It’s challenging with such a big cast to give so many characters their due, but co-creators Liz Flahive and Carly Mensch pull it off in the grand tradition established by Jenji Kohan, executive producer of the multiple-character “Orange Is the New Black.”

This season, we get deeper glimpses of “GLOW’s” more minor characters. When Jenny goes to Debbie, now a producer, and asks for a salary increase because she’s also been doing the costumes, it’s a moment that can inspire those of us who deserve more than we’re getting and those of us who make the decisions about salary raises. We also get more information about what makes Melrose tick, and spoiler alert: She’s got some Jewish baggage.

When the women go out into the desert overnight, staying at Red Rock Canyon, tensions emerge. They’re on a journey. They’re in the desert. So Melrose suggests they do a Passover seder.

One character points out a similarity between Pharaoh, “a power-hungry dictator who was terrified of losing his slaves,” and Bash, the show’s producer and the women’s boss. Melrose — as played by Tohn, who is Jewish — recites the Ten Plagues, dipping her finger into her tin cup of wine, starting at dever (often translated as pestilence), and Tohn really sells it with her pronunciation of hoshech (darkness). She tells the story of the Exodus, explains the origin of matzah and talks about the four children, or at least the first two.

Melrose (Jackie Tohn, far right) suggests holding a seder around the campfire in Season 3 of “GLOW.” (Photo/Courtesy Netflix-Ali Goldstein)
Melrose (Jackie Tohn, far right) suggests holding a seder around the campfire in Season 3 of “GLOW.” (Photo/Courtesy Netflix-Ali Goldstein)

Melrose says she identifies more with the wicked child and launches into a comedic monologue about her family’s belief that she’s a bad Jew; Jenny accuses Melrose of using the seder as an excuse to talk about herself. Melrose says it’s a parable about freedom, and Arthie (Sunita Mani) ­— an Indian American woman whose original ring persona Beirut is a terrorist bent on destroying America ­— says, “It’s about the immigrant experience, right? How the first generation wanders the desert and then the Promised Land is for their children.” Another says it’s about Jewish slaves “from like a bajillion years ago,” leading Melrose to snap back: “Trauma and mass oppression are still a pretty recent thing for my people. Anyone ever hear of a little thing called the Holocaust?”

In fact, Tohn has family members who were killed in the Holocaust, including her Aunt Pestel, who was written into the script. (See an interview with Tohn about her Jewish family and the seder scene at tinyurl.com/jta-tohn-glowseder.)

As things get real at the seder, another teammate, Cherry Bang, suggests they call it a night. “Oh, just jokes, huh?” Melrose says. “Not really get into the trauma that’s behind all the shit we don’t want to talk about?” She tells them about her relatives who died in Treblinka, and her dad who “won’t live in a house without a basement or an attic in case we have to hide again.”

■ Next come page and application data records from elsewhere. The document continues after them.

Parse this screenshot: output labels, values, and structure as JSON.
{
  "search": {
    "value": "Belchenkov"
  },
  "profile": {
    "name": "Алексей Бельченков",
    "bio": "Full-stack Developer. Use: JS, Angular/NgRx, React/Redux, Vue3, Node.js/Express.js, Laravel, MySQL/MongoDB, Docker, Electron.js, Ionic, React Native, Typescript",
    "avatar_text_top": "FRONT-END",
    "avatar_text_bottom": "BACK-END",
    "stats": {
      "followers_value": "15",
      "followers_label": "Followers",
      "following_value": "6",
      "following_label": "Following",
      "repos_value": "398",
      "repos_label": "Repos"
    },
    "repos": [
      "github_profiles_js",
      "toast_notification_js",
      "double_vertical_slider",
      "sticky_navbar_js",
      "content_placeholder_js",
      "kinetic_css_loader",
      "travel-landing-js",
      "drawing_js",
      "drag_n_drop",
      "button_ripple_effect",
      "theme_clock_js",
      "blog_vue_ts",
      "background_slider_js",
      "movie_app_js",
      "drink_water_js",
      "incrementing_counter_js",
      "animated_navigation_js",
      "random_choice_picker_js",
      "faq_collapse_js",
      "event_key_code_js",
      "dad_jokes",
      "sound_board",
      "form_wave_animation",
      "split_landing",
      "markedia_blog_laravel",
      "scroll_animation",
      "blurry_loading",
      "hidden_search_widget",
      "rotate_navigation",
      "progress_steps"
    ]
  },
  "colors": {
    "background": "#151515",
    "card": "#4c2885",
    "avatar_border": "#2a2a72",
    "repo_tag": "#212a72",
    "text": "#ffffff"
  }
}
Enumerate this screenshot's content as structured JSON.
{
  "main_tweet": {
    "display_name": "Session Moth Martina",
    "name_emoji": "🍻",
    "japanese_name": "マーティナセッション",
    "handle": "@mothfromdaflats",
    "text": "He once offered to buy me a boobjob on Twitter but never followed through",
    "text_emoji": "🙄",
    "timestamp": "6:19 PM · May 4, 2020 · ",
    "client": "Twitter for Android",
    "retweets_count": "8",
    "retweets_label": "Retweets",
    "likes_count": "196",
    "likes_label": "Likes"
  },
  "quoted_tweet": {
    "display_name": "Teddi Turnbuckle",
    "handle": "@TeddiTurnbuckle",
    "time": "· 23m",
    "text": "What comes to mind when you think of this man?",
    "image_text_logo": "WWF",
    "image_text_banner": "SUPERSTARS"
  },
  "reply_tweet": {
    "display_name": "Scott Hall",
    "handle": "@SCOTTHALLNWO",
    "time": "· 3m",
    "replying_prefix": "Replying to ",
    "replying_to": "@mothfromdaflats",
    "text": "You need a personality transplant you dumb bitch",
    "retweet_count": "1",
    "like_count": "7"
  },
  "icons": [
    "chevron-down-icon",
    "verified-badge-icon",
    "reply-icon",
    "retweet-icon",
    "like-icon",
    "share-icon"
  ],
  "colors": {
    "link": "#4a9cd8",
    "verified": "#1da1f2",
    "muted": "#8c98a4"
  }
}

“We hid on a boat,” Jenny says, revealing for the first time that while she and her father and uncle managed to get on one of the last flights out of Cambodia, “everyone else we knew died… So I know what it’s like to survive a genocide and not talk about it all the time.” She understands how lucky she is, but “now I’m jumping out of a fortune cookie every night pretending everything’s fine.” Melrose apologizes and hugs her, and everyone else joins the group embrace.

This scene in Season 3 positions the seder — with its themes of Exodus, slavery and redemption, of immigrants escaping persecution seeking a better life — as the inciting incident that reveals traumatic stories hidden away beneath jokes and silence.

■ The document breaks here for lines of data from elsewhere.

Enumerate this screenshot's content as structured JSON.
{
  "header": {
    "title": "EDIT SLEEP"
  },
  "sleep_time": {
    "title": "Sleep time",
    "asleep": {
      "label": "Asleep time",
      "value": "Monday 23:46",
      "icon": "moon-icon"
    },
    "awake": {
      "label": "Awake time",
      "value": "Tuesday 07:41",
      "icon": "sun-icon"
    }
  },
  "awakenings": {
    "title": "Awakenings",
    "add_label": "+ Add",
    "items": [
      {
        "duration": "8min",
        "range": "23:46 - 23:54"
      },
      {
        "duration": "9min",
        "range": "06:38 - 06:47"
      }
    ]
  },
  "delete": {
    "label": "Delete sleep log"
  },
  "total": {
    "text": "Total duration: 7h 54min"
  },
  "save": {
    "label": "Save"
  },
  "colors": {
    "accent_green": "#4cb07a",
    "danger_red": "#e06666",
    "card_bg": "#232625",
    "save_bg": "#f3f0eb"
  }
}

Toward the end of the 10-episode season, post-Exodus, some characters’ paths are diverging. With so many characters, there is no one Promised Land they can wander toward together. But since the use of Jewish ritual here proves very effective at exploring the deeper moments of character backstory, can we suggest a Yom Kippur theme for Season 4? Confession would be a great motif for so many people living with so many secrets. Just a thought.

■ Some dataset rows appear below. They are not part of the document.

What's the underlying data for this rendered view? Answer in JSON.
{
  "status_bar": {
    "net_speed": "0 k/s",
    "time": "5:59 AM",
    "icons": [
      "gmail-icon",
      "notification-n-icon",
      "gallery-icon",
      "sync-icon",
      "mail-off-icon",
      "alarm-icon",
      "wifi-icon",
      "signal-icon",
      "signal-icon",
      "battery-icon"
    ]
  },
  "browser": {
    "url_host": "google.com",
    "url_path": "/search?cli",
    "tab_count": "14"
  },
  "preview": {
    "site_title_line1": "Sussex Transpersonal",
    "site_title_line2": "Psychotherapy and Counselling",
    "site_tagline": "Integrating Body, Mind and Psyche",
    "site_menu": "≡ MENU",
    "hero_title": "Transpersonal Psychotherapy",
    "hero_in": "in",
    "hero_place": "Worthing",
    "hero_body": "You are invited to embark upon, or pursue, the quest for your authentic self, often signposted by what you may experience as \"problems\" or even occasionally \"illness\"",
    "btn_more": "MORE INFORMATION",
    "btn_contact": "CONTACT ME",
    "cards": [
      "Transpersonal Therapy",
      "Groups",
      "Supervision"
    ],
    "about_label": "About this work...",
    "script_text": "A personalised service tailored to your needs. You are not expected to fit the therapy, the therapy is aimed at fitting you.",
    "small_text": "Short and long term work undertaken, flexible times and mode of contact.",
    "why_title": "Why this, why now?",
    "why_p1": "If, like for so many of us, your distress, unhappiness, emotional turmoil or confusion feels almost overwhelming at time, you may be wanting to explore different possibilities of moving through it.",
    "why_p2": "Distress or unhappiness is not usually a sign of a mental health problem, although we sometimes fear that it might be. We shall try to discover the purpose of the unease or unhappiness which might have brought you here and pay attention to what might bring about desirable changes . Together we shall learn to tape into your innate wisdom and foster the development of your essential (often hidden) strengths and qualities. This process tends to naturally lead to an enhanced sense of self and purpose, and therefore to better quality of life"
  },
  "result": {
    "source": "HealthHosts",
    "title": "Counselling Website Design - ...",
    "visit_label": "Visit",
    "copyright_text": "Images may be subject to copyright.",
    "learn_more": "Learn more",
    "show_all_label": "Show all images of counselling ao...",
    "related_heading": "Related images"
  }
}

Esther D. Kustanowitz
Esther D. Kustanowitz

Esther D. Kustanowitz is a TV columnist for J. She is based in Los Angeles and has been known to track #TVGoneJewy. Follow her on Twitter @EstherK.